Wednesday, September 10, 2008
The odds of dying following this type of liver operation were twice as high for African Americans compared with Caucasians. After adjustment for clinical, hospital, and socioeconomic risk factors, data revealed that African-American patients were twice as likely to die compared to Caucasian patients (odds ratio 2.15, 95 percent confidence, interval 1.28 to 3.61).
Researchers believe that differences in preoperative health status may underlie some of the observed disparity in outcomes, a theory supported by the finding that African-American patients who died in the hospital as a complication of a hepatectomy did so much sooner than their Caucasian counterparts. Hospital factors may also explain racial disparities in outcomes, insofar as minority patients might receive care at hospitals with generally poorer outcomes. ###

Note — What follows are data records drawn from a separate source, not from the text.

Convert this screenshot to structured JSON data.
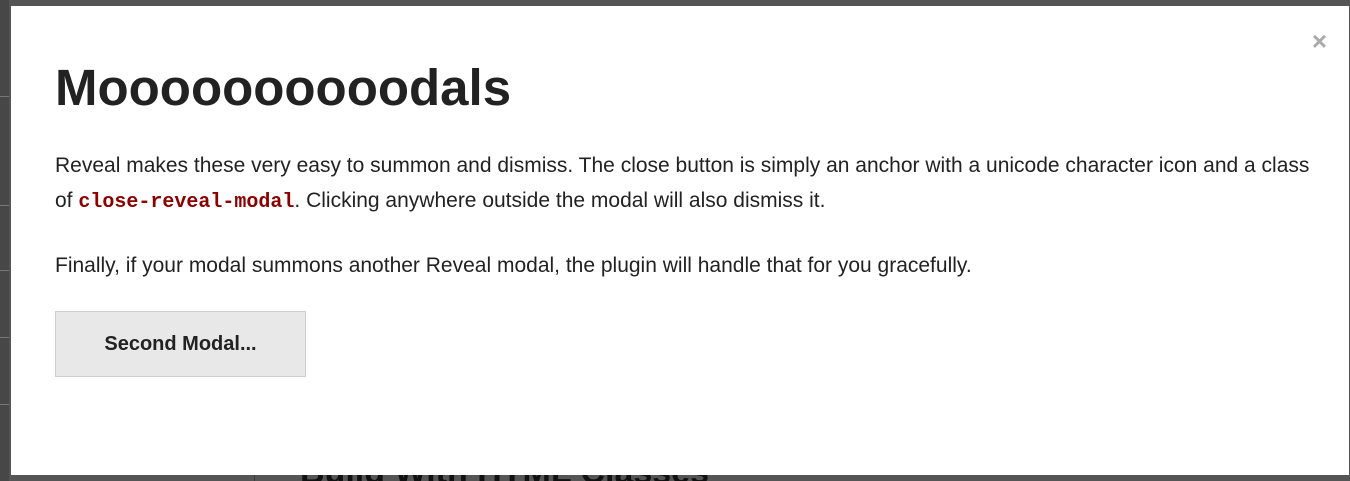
{
  "backdrop": {
    "heading": "Build With HTML Classes"
  },
  "modal": {
    "close_glyph": "×",
    "title": "Moooooooooodals",
    "paragraph1": {
      "before_code": "Reveal makes these very easy to summon and dismiss. The close button is simply an anchor with a unicode character icon and a class of ",
      "code": "close-reveal-modal",
      "after_code": ". Clicking anywhere outside the modal will also dismiss it."
    },
    "paragraph2": "Finally, if your modal summons another Reveal modal, the plugin will handle that for you gracefully.",
    "second_button_label": "Second Modal..."
  },
  "colors": {
    "overlay": "#000000",
    "modal_background": "#ffffff",
    "text": "#222222",
    "code": "#8b0000",
    "button_background": "#e8e8e8",
    "close_icon": "#aaaaaa"
  },
  "icons": {
    "close": "close-icon"
  }
}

About the American College of Surgeons
The American College of Surgeons is a scientific and educational organization of surgeons that was founded in 1913 to raise the standards of surgical practice and to improve the care of the surgical patient. The College is dedicated to the ethical and competent practice of surgery. Its achievements have significantly influenced the course of scientific surgery in America and have established it as an important advocate for all surgical patients. The College has more than 72,000 members and is the largest organization of surgeons in the world. For more information, visit www.facs.org.
Contact: Sally Garneski firstname.lastname@example.org 312-202-5409 Weber Shandwick Worldwide
Posted by sookietex at 4:09 PM || ||